Copy every line of the data that includes the string "ADOxx".

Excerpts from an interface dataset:

────────────────────────────────────────

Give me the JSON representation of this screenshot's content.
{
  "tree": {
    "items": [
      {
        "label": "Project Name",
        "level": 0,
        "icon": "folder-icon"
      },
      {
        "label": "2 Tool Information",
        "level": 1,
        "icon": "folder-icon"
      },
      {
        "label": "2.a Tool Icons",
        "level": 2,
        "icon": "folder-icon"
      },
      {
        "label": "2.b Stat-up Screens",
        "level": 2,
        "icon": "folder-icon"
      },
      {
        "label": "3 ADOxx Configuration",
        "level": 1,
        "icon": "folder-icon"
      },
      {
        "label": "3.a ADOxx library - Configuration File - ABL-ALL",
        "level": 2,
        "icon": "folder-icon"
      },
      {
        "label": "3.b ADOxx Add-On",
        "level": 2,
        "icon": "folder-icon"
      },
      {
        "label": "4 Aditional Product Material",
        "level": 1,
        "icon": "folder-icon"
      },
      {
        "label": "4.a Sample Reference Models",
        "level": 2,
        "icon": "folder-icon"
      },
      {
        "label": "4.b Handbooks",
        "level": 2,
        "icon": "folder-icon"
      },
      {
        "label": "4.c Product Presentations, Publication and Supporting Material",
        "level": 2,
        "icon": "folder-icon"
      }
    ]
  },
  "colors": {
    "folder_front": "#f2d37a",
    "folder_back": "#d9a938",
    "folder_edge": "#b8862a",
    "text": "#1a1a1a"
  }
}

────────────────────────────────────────

### [COMPLETED TASK]
        "label": "3 ADOxx Configuration",
        "label": "3.a ADOxx library - Configuration File - ABL-ALL",
        "label": "3.b ADOxx Add-On",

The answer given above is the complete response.